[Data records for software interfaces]
┄┄┄┄┄┄
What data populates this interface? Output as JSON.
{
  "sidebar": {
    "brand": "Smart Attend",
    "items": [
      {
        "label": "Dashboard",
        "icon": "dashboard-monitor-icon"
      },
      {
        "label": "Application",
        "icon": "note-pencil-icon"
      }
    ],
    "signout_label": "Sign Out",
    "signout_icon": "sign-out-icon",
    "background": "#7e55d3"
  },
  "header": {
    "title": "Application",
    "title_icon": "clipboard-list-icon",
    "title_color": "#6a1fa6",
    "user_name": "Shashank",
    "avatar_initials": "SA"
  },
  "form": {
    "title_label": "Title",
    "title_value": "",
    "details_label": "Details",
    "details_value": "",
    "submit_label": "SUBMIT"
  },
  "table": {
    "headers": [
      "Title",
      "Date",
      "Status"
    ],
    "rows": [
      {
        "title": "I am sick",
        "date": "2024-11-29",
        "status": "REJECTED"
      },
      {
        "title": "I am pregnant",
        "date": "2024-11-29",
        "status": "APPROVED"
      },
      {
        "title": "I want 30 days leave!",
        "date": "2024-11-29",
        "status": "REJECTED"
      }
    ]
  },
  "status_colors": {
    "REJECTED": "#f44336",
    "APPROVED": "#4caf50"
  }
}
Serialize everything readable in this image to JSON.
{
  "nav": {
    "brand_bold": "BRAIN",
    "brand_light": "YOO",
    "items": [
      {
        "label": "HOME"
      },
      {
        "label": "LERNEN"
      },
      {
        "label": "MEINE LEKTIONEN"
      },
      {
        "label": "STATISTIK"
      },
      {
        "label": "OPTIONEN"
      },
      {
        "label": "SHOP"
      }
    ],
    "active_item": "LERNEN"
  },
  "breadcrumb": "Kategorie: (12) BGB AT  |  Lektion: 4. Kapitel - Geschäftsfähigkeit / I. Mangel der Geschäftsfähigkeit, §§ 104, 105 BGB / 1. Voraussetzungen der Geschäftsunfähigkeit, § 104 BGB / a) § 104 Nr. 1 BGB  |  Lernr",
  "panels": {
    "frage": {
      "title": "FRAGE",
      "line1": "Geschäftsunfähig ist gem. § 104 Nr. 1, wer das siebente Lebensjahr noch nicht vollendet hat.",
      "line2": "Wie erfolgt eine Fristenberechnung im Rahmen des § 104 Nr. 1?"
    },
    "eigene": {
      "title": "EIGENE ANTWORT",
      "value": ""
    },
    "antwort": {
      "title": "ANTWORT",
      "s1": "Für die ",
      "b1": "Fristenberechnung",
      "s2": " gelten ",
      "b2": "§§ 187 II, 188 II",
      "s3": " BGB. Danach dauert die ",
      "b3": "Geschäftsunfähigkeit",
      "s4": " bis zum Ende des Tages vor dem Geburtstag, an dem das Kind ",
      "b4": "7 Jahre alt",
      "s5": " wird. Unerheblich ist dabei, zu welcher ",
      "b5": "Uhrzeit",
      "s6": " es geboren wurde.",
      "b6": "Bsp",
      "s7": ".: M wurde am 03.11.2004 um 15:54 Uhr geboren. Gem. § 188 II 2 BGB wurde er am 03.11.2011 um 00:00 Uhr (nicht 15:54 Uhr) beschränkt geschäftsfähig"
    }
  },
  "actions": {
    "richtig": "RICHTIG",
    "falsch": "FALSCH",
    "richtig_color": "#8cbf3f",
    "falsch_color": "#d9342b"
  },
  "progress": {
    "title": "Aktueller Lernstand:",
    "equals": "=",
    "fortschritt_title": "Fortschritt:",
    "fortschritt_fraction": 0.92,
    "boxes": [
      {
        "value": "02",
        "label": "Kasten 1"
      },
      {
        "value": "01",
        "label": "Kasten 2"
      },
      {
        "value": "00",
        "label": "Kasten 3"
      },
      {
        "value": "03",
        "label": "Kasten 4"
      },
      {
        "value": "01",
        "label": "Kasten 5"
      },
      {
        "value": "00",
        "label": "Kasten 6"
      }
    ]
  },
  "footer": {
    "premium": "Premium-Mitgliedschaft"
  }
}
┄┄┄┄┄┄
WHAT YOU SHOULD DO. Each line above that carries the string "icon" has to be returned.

EXERCISE ANSWER.
        "icon": "dashboard-monitor-icon"
        "icon": "note-pencil-icon"
    "signout_icon": "sign-out-icon",
    "title_icon": "clipboard-list-icon",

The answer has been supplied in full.